Following the archbishop’s decree, Ms. Ruiz Copete said that she was confident that any hostility toward women within the most conservative brotherhoods had come to an end.
Corroborating that view, Luis Miguel Onieva, the senior brother in another congregation, the Brotherhood of the Sacred Burial, said that he would have voted against allowing women to join his procession for the first time this year but “the archbishop’s decree changes everything and we have enough humility to recognize our mistake, since we are here to follow the orders and the guidance of our church.”
Mr. Onieva said that his reluctance to allow women in his brotherhood’s procession was not based on discrimination but “on a profound respect for maintaining our traditions.” He added: “There was no need to change things since there was absolutely no dispute within our brotherhood, but this has been completely blown out of proportion by outsiders. Had this been the other way round, with a sisterhood in this city that had not allowed men, I’m sure that nobody would have kicked up a fuss and men would simply have joined other brotherhoods.”
As to her own choice of brotherhood, Ms. Ruiz Copete, who is 50, said that she had felt from an early age inspired by the Brotherhood of Silence, whatever its stance toward women and despite the allegiance of her family to another, more lenient brotherhood. Offering a less spiritual comparison to explain her calling, she said that it was “a bit like wanting to root for a football team when your family and everybody else tells you to support another.”
Indeed, Ms. Ruiz Copete’s sister, María Victoria, said that she was delighted that her sister’s uphill struggle for equal treatment would end with the procession on Friday: “I could never understand why my sister, being so tolerant and liberal, would want to be in the kind of brotherhood where some people pretended that she did not even exist.”
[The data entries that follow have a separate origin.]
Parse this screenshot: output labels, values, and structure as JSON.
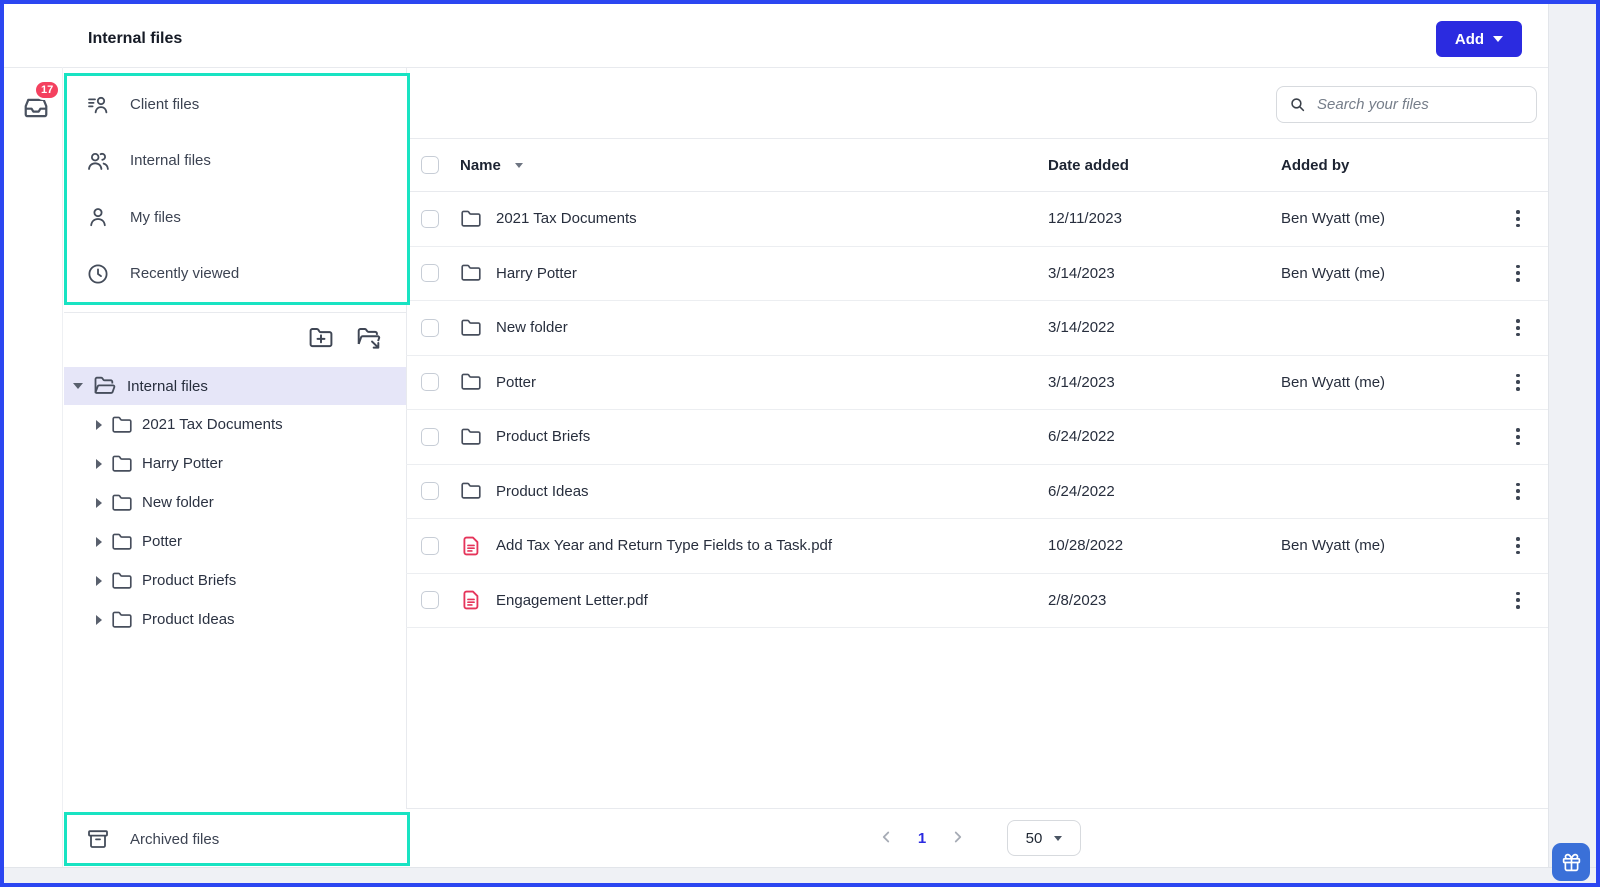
{
  "header": {
    "title": "Internal files",
    "add_label": "Add"
  },
  "notifications": {
    "badge": "17"
  },
  "sidebar": {
    "nav": [
      {
        "label": "Client files",
        "icon": "client-files-icon"
      },
      {
        "label": "Internal files",
        "icon": "internal-files-icon"
      },
      {
        "label": "My files",
        "icon": "my-files-icon"
      },
      {
        "label": "Recently viewed",
        "icon": "clock-icon"
      }
    ],
    "tree": {
      "root": "Internal files",
      "children": [
        "2021 Tax Documents",
        "Harry Potter",
        "New folder",
        "Potter",
        "Product Briefs",
        "Product Ideas"
      ]
    },
    "archived_label": "Archived files"
  },
  "search": {
    "placeholder": "Search your files"
  },
  "table": {
    "columns": [
      "Name",
      "Date added",
      "Added by"
    ],
    "rows": [
      {
        "name": "2021 Tax Documents",
        "type": "folder",
        "date_added": "12/11/2023",
        "added_by": "Ben Wyatt (me)"
      },
      {
        "name": "Harry Potter",
        "type": "folder",
        "date_added": "3/14/2023",
        "added_by": "Ben Wyatt (me)"
      },
      {
        "name": "New folder",
        "type": "folder",
        "date_added": "3/14/2022",
        "added_by": ""
      },
      {
        "name": "Potter",
        "type": "folder",
        "date_added": "3/14/2023",
        "added_by": "Ben Wyatt (me)"
      },
      {
        "name": "Product Briefs",
        "type": "folder",
        "date_added": "6/24/2022",
        "added_by": ""
      },
      {
        "name": "Product Ideas",
        "type": "folder",
        "date_added": "6/24/2022",
        "added_by": ""
      },
      {
        "name": "Add Tax Year and Return Type Fields to a Task.pdf",
        "type": "pdf",
        "date_added": "10/28/2022",
        "added_by": "Ben Wyatt (me)"
      },
      {
        "name": "Engagement Letter.pdf",
        "type": "pdf",
        "date_added": "2/8/2023",
        "added_by": ""
      }
    ]
  },
  "pagination": {
    "page": "1",
    "page_size": "50"
  },
  "colors": {
    "accent_blue": "#2b2be0",
    "frame_blue": "#2b46f1",
    "annotation_teal": "#18e3c2",
    "badge_red": "#f4415f",
    "pdf_red": "#e5345a",
    "selected_row": "#e6e6f8",
    "gift_button_blue": "#3a70d8"
  }
}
More tolerance toward women has also helped bolster the membership of brotherhoods like Los Javieres, which now is about 40 percent women.
“I chose them because they had decided to allow women in their procession and because they impose silence,” said Fatima Delgado, who joined 20 years ago.
In fact, there are several differences in the rules that brotherhoods set for the Holy Week procession. The strictest ones, for instance, impose a minimum age to ensure that their penitents are disciplined enough to maintain complete silence, as well as keep staring straight ahead, as they march for as long as 14 hours to the sound of drums and trumpets. Others, however, allow their procession to turn much more into a gathering of family and friends, with participants chattering as they escort their holy images and statues around Seville.
On Tuesday, however, the procession plans of Los Javieres and several other brotherhoods were ruined by intermittent downpours that added to the intense and emotional atmosphere of the day. After a long wait, Ms. Vilches told her penitents to get ready to march out of their church, triggering wild applause. Twenty minutes later, she was back at the altar to cancel the procession because the rain had returned — this time prompting tearful embraces among disillusioned brothers.
“However hard we pray to make our wishes come true, it is always God who ends up deciding,” she said.